– it was a far bigger crowd than usual, filled with the pomp
of a lavish ceremony. It slowly dawned on me that there was indeed
a ceremony underway, and I amazed at the fact that I had been so
self-consumed these several past days to have completely forgotten
what was elsewhere afoot. I turned again to look at the profile
of the man who guided me. He stared straight ahead, soaking up the
sublime revels. “Face forward, Antinous,” he said softly.
I obeyed immediately, and together we crossed the threshold of the
It was there that a senator named Quadratus made a lavish display
of bestowing upon Hadrian the title of Father of the Country, which

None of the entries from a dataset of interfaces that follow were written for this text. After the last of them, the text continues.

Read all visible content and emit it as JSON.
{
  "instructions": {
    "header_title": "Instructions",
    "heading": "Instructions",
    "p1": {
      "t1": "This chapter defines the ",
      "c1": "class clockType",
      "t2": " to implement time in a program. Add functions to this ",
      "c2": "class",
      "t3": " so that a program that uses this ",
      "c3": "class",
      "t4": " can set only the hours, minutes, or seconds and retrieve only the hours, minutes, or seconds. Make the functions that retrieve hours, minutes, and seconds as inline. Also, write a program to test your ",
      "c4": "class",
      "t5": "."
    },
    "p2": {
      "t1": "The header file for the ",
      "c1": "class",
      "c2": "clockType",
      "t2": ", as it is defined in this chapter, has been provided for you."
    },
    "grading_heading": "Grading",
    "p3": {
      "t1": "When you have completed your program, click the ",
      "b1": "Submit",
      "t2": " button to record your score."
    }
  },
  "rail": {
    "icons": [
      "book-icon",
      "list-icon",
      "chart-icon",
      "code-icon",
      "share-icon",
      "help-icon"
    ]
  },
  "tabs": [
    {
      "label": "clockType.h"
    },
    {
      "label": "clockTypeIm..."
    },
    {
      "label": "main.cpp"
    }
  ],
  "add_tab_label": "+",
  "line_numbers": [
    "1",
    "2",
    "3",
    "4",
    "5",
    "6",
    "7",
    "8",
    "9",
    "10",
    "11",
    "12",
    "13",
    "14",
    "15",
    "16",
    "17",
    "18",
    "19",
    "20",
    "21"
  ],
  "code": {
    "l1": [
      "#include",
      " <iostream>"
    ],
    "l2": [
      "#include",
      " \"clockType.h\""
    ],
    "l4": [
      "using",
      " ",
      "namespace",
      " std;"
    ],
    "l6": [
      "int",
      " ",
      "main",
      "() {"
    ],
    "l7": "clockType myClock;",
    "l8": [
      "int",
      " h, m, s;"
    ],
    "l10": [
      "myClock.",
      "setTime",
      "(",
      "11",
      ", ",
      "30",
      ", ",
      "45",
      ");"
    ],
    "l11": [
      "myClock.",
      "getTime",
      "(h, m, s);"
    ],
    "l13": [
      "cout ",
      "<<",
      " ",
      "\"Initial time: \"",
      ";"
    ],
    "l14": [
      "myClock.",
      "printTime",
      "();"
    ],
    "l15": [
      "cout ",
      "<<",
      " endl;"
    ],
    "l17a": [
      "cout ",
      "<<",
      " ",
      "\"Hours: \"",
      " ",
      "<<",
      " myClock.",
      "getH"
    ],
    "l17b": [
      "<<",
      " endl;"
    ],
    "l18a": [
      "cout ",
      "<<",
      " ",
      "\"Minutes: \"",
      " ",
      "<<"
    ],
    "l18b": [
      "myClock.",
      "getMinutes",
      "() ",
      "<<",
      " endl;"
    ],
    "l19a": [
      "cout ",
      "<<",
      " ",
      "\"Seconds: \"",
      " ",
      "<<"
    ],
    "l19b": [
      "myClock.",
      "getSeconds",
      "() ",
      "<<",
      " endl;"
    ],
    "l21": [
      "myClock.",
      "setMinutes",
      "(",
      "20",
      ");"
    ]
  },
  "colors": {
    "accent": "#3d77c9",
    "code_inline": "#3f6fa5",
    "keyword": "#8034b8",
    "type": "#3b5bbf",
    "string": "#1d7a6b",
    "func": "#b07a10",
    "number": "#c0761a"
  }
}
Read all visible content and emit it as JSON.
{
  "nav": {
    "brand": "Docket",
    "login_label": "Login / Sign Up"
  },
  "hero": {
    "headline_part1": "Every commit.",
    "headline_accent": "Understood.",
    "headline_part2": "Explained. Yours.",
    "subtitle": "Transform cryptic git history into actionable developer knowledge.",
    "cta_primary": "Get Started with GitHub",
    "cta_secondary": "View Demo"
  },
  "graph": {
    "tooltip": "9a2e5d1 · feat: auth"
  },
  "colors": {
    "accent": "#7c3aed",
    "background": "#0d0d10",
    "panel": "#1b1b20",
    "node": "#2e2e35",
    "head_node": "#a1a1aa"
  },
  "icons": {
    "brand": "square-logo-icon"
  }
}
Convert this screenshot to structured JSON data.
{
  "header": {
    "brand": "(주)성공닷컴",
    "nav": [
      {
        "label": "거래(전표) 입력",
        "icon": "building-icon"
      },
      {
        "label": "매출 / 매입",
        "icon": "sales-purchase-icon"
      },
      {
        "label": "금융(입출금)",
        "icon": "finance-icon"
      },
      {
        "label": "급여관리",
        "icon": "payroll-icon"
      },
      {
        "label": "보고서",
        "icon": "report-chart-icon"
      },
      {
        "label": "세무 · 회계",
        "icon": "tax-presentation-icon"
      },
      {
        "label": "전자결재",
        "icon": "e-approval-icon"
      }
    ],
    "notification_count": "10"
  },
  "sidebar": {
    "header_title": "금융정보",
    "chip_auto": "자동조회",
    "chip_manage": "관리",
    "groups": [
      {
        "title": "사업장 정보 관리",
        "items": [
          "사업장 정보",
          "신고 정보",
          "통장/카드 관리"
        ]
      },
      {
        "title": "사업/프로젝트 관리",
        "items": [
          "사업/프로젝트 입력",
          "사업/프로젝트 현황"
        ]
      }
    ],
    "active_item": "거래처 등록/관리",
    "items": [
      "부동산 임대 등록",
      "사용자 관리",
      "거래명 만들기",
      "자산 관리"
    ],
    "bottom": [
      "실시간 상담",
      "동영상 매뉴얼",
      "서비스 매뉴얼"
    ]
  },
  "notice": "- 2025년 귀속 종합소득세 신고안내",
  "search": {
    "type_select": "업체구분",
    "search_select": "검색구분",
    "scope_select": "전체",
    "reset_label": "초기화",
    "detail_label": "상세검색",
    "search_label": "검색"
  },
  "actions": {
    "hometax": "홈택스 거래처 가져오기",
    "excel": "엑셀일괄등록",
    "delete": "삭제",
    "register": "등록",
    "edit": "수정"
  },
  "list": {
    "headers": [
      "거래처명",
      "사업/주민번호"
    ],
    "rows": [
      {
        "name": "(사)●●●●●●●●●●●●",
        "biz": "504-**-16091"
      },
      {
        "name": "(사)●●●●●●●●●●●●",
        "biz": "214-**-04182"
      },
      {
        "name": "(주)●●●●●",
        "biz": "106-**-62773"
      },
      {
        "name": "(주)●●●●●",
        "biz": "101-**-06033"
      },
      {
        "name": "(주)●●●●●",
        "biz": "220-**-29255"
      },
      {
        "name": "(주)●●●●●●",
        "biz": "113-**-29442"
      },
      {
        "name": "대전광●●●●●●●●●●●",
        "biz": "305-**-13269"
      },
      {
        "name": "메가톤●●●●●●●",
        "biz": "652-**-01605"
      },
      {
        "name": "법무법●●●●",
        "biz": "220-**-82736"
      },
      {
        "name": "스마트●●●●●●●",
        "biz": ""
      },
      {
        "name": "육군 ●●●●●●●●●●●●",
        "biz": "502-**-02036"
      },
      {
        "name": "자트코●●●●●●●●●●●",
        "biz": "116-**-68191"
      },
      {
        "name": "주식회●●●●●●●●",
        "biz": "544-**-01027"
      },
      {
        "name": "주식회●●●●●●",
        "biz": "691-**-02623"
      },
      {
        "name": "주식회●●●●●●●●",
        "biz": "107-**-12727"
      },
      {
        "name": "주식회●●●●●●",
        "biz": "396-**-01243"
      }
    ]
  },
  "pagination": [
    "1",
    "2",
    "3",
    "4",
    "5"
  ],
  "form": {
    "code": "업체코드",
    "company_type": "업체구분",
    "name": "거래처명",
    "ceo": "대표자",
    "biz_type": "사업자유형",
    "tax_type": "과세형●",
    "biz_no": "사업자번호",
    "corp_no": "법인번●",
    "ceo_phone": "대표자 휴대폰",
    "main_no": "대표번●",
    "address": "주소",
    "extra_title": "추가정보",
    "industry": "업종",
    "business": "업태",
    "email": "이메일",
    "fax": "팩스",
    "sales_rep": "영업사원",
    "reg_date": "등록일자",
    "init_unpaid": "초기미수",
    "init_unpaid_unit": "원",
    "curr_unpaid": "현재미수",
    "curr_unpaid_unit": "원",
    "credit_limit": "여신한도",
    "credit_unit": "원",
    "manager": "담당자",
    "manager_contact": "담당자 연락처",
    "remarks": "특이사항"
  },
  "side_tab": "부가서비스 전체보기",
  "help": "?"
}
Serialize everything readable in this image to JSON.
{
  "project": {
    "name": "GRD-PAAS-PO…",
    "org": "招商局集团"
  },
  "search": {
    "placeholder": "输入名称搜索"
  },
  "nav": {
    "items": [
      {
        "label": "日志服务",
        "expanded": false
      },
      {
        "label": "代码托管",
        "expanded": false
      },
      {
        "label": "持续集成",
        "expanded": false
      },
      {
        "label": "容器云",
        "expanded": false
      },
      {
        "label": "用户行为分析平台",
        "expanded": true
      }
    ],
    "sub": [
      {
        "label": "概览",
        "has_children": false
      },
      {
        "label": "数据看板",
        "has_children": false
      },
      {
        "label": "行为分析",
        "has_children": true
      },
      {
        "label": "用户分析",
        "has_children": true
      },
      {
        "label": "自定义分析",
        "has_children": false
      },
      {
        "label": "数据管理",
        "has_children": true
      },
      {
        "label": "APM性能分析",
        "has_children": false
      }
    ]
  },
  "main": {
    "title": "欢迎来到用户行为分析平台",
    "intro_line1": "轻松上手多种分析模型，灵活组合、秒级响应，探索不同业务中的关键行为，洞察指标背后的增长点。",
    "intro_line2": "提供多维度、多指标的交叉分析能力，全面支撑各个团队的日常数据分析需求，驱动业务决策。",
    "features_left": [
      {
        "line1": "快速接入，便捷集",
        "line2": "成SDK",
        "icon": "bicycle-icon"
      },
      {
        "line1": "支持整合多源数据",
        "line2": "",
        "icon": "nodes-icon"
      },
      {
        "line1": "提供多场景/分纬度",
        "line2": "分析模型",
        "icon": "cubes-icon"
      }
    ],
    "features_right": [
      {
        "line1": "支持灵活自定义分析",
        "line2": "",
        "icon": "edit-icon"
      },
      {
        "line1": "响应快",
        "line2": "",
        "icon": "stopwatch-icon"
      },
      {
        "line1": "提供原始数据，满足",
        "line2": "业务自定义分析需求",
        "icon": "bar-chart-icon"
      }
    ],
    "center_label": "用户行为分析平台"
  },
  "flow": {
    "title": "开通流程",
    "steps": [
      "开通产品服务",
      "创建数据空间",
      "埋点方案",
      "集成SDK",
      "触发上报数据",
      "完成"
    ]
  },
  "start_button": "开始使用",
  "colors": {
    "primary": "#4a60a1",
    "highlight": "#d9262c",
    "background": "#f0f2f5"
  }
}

Hadrian dutifully (and at long last!) accepted. The people were
jubilant, and Hadrian proffered a fine and grateful address to bestow
on them an equal share of the honour that had just been draped across
his own shoulders.
From there the proceedings moved inside, and it was only then that
I started to become aware of the awesome heft of planets around
me. For just as the day’s business was about to begin, Hadrian
called me forth to his side. He introduced me by name to the assembled
Senate, praised the history of my schooling, and then announced
me as his Favourite. I could barely breathe, for it became immediately
clear to me how unusual a move it was. Past Favourites had become
known in their designation simply on account of a regular presence
in the Emperor’s bed. But I, Antinous, had been introduced.
I’d been formally presented.
“He is starting early,” opined Macedo, as together we
walked back toward the palace. “With what?” I asked.
“Your career,” he answered: “He has high hopes
for you, Antinous. And high expectations.”
We strode back down the hall of portraits, through the multiple
and guarded doors. But we did not enter the sacred bedchamber. Instead,
we turned into another room, also lavishly furnished. “Why
are we in here?” I asked him, rather stupidly.
He smiled at me in amusement and said, “Because this is your
room.” I blinked in astonishment. It occurred to me that I
would never again be opening my eyes from a bed in the Gelotiana.
Macedo continued, “Although it is not likely you will be sleeping
in here too often.”
I turned to him. He was staring at me with a combination of stern
pride and happy triumph. At last he spoke: “Your time is your
own until sundown. Prepare yourself however you will. Sleep, bathe,
play, work – whatever you wish. But be ready for him.”
I nodded in comprehension. He bowed his head respectfully, turned
and left, pulling the door closed behind him.
Once alone, I explored my environs, noting the luxurious linens;
the array of fine togas, sandals, and overcoats; and – most
tellingly – the ample stock of parchment upon a deep and spacious
wooden desk. At all other points in the empire, the highest officials
of government routinely write on wax. But here upon the Palatine
(and even, remarkably, upon the Caelian!) I have consistently been
spoiled with the luxury of writing on parchment. What shall I make
of that? How shall I comprehend it? Perhaps there is no use trying.
Let me scribble on, therefore – recklessly and with abandon
– to pour upon these expensive pages my inky amazement at
the unexpected and rarefied opulence that now encircles my life.